• WHAT IS REQUIRED
Could you copy every line in the listing below that has the word "tradingview"?

──────────

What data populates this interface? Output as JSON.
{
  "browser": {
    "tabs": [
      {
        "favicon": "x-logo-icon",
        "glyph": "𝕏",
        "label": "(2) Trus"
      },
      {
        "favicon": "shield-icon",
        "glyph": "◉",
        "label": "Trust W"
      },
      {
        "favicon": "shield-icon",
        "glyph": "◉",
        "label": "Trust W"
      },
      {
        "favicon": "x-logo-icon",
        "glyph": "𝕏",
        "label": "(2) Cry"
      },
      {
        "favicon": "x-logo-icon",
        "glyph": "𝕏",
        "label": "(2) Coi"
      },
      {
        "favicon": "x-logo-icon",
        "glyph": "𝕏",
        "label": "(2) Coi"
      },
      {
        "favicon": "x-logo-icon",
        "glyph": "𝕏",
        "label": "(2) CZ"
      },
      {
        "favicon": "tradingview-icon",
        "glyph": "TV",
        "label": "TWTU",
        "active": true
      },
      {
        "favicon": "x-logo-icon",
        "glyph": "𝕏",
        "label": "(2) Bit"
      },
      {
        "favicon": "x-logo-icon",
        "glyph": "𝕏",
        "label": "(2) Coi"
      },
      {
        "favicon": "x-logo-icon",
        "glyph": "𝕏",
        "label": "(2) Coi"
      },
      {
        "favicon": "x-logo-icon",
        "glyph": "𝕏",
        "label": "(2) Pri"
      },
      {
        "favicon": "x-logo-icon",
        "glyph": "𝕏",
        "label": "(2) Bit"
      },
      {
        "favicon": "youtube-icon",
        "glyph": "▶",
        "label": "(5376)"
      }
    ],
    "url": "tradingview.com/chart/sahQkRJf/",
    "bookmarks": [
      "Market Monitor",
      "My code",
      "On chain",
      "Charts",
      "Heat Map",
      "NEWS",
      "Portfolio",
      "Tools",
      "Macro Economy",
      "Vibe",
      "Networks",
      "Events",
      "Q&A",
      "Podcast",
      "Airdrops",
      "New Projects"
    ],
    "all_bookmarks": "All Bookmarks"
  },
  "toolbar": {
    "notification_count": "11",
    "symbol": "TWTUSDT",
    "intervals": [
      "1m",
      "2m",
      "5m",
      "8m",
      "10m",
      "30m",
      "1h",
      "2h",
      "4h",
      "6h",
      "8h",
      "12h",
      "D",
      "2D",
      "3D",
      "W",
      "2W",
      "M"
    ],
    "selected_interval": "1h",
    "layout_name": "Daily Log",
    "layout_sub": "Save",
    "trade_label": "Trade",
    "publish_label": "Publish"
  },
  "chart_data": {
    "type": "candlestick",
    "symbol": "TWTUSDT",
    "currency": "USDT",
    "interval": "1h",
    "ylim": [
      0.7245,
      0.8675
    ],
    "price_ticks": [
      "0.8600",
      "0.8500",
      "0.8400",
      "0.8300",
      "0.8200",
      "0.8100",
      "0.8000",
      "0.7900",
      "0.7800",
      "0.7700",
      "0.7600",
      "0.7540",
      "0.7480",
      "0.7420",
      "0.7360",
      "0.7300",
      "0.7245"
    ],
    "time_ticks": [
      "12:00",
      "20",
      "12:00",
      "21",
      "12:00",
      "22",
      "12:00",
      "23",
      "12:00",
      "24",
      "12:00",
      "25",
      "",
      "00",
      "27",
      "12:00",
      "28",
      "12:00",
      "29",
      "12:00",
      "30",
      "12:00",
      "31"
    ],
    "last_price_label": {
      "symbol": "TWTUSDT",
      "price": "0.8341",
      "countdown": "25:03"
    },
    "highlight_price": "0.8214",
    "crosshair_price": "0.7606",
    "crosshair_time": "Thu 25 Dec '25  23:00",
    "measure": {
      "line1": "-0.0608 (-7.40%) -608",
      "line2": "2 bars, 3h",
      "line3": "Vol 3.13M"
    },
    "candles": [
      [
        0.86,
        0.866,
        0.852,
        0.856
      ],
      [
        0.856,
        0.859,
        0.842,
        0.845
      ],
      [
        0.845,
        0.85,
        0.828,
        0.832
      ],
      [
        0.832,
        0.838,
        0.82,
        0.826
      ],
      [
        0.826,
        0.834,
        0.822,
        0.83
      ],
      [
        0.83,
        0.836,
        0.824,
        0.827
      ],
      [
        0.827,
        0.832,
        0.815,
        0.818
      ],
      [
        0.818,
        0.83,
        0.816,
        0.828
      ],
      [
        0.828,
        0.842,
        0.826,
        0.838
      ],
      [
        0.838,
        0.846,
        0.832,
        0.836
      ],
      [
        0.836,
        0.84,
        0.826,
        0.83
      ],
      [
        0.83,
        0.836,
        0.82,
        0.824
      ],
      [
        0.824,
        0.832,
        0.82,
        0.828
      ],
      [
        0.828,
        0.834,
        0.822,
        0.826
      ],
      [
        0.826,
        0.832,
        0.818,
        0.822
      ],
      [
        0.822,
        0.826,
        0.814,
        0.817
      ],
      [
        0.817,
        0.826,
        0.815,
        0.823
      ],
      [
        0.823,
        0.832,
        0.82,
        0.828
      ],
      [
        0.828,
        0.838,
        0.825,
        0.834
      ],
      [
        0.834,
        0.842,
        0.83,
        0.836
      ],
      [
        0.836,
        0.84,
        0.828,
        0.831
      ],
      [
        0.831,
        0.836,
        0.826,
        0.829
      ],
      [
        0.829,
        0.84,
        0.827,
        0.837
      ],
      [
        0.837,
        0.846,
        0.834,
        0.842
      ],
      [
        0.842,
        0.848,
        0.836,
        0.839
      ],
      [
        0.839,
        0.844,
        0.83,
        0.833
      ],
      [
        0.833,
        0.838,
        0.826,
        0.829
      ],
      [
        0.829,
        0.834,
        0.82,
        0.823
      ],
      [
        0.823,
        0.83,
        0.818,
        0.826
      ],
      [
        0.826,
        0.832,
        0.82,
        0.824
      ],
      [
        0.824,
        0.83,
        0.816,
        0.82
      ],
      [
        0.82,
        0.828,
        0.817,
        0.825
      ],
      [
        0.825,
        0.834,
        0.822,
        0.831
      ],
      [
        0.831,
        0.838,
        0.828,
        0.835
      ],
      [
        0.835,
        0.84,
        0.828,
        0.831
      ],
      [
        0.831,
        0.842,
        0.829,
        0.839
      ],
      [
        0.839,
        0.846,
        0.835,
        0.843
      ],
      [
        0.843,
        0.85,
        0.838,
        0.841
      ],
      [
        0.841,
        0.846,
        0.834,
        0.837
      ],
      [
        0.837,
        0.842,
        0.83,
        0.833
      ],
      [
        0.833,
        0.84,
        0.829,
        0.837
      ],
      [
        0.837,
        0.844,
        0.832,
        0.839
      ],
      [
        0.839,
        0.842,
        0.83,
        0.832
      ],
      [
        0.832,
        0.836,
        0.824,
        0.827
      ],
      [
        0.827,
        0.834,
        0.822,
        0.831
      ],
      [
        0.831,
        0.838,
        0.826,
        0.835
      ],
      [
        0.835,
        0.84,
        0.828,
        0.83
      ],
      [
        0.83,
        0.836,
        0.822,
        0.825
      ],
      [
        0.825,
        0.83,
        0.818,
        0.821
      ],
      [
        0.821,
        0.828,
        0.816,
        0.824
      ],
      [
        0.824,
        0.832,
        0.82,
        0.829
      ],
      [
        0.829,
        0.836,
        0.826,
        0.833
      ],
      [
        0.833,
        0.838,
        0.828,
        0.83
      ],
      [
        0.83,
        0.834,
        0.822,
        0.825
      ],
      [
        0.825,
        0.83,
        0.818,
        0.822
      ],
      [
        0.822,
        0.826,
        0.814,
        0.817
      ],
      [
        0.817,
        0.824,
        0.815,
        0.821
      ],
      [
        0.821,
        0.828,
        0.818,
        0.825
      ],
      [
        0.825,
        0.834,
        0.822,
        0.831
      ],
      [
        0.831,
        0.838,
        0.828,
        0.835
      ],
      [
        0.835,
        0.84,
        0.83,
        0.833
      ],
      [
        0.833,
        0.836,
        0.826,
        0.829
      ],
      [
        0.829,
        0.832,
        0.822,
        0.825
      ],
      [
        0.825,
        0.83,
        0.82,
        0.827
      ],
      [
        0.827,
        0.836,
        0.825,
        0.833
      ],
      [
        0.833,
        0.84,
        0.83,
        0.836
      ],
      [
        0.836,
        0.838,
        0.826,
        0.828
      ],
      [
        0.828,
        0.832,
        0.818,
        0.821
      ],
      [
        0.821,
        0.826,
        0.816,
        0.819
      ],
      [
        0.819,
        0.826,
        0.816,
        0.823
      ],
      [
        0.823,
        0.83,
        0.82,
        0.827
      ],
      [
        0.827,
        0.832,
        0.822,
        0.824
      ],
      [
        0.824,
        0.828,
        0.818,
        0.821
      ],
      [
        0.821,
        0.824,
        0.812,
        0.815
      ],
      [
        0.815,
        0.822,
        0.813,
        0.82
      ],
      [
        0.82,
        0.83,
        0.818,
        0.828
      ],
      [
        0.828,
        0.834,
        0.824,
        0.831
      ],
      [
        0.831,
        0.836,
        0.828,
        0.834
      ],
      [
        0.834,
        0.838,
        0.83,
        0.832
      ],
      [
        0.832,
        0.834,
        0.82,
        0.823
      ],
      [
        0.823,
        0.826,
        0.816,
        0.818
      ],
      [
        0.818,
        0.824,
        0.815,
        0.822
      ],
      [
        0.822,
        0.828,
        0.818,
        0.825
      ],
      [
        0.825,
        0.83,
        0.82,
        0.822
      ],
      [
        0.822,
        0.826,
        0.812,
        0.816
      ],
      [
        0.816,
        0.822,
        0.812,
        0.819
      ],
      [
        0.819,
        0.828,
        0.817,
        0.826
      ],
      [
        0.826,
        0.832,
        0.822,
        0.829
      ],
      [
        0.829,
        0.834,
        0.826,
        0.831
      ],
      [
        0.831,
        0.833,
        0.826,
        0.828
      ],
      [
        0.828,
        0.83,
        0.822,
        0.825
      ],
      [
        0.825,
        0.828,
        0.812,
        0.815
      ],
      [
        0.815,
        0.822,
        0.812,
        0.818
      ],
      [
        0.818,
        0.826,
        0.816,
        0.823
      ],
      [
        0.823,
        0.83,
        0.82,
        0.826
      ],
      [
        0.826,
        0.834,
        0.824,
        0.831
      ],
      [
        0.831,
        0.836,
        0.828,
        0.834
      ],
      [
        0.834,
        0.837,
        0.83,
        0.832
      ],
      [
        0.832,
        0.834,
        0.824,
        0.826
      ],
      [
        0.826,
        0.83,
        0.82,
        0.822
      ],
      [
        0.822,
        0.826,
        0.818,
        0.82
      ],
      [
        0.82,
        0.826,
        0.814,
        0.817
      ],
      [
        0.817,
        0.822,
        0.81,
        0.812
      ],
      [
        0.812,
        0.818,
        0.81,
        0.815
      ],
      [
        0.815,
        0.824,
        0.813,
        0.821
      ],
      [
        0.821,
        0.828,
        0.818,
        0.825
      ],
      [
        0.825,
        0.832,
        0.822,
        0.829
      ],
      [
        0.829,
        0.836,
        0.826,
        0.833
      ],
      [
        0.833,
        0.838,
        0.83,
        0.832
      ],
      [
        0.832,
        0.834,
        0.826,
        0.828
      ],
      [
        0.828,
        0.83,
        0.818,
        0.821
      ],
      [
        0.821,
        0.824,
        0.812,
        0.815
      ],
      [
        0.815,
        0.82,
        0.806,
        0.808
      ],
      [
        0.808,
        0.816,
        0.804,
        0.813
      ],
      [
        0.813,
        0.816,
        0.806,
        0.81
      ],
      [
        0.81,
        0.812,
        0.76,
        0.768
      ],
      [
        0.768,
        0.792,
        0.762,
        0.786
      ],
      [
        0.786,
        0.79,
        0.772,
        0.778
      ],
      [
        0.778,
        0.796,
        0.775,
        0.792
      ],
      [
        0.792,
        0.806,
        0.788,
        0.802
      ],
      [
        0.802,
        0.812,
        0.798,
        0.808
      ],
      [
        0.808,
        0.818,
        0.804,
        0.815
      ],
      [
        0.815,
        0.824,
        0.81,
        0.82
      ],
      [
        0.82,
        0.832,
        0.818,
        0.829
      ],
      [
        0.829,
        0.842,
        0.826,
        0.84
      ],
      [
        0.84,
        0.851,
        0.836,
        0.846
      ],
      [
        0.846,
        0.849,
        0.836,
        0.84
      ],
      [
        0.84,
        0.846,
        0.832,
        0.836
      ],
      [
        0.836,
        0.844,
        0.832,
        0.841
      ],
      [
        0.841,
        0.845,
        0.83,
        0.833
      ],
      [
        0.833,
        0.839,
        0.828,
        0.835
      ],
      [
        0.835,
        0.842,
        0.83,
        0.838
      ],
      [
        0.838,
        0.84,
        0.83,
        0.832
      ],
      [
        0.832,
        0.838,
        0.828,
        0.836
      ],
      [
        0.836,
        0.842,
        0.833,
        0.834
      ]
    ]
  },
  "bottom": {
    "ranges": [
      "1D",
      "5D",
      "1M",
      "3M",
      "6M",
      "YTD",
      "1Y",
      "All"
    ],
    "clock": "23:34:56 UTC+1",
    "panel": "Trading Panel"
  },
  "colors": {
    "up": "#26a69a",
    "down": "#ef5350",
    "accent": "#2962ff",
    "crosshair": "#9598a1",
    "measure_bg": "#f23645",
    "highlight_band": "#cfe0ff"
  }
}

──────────

• RESPONSE BOX
        "favicon": "tradingview-icon",
    "url": "tradingview.com/chart/sahQkRJf/",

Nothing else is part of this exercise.